Web page and app entries:

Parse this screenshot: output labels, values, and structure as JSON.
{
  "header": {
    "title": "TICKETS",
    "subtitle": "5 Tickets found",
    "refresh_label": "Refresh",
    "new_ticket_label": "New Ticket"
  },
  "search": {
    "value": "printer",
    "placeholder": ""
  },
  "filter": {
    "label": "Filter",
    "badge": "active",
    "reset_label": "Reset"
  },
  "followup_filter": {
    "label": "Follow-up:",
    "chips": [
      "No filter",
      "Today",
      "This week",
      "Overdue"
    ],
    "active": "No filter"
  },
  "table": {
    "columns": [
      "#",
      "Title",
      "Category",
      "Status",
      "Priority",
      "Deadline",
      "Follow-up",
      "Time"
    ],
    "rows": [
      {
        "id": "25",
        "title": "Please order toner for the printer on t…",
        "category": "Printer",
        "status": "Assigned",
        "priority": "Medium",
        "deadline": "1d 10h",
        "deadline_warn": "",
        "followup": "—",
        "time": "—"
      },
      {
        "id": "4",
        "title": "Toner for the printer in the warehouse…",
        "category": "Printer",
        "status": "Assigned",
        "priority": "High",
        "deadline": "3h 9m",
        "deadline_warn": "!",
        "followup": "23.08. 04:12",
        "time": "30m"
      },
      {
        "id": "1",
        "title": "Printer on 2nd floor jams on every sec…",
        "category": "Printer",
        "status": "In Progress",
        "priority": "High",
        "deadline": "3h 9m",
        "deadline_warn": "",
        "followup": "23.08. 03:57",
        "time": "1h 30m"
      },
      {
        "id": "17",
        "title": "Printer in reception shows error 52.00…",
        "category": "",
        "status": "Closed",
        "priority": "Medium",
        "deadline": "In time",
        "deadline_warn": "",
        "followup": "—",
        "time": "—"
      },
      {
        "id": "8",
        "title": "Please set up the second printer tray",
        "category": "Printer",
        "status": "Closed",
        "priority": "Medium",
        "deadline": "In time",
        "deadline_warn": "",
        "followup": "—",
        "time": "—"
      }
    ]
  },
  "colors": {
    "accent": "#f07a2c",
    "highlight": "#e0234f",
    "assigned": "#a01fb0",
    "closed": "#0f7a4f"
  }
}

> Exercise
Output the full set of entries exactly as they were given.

> Reply
Parse this screenshot: output labels, values, and structure as JSON.
{
  "header": {
    "title": "TICKETS",
    "subtitle": "5 Tickets found",
    "refresh_label": "Refresh",
    "new_ticket_label": "New Ticket"
  },
  "search": {
    "value": "printer",
    "placeholder": ""
  },
  "filter": {
    "label": "Filter",
    "badge": "active",
    "reset_label": "Reset"
  },
  "followup_filter": {
    "label": "Follow-up:",
    "chips": [
      "No filter",
      "Today",
      "This week",
      "Overdue"
    ],
    "active": "No filter"
  },
  "table": {
    "columns": [
      "#",
      "Title",
      "Category",
      "Status",
      "Priority",
      "Deadline",
      "Follow-up",
      "Time"
    ],
    "rows": [
      {
        "id": "25",
        "title": "Please order toner for the printer on t…",
        "category": "Printer",
        "status": "Assigned",
        "priority": "Medium",
        "deadline": "1d 10h",
        "deadline_warn": "",
        "followup": "—",
        "time": "—"
      },
      {
        "id": "4",
        "title": "Toner for the printer in the warehouse…",
        "category": "Printer",
        "status": "Assigned",
        "priority": "High",
        "deadline": "3h 9m",
        "deadline_warn": "!",
        "followup": "23.08. 04:12",
        "time": "30m"
      },
      {
        "id": "1",
        "title": "Printer on 2nd floor jams on every sec…",
        "category": "Printer",
        "status": "In Progress",
        "priority": "High",
        "deadline": "3h 9m",
        "deadline_warn": "",
        "followup": "23.08. 03:57",
        "time": "1h 30m"
      },
      {
        "id": "17",
        "title": "Printer in reception shows error 52.00…",
        "category": "",
        "status": "Closed",
        "priority": "Medium",
        "deadline": "In time",
        "deadline_warn": "",
        "followup": "—",
        "time": "—"
      },
      {
        "id": "8",
        "title": "Please set up the second printer tray",
        "category": "Printer",
        "status": "Closed",
        "priority": "Medium",
        "deadline": "In time",
        "deadline_warn": "",
        "followup": "—",
        "time": "—"
      }
    ]
  },
  "colors": {
    "accent": "#f07a2c",
    "highlight": "#e0234f",
    "assigned": "#a01fb0",
    "closed": "#0f7a4f"
  }
}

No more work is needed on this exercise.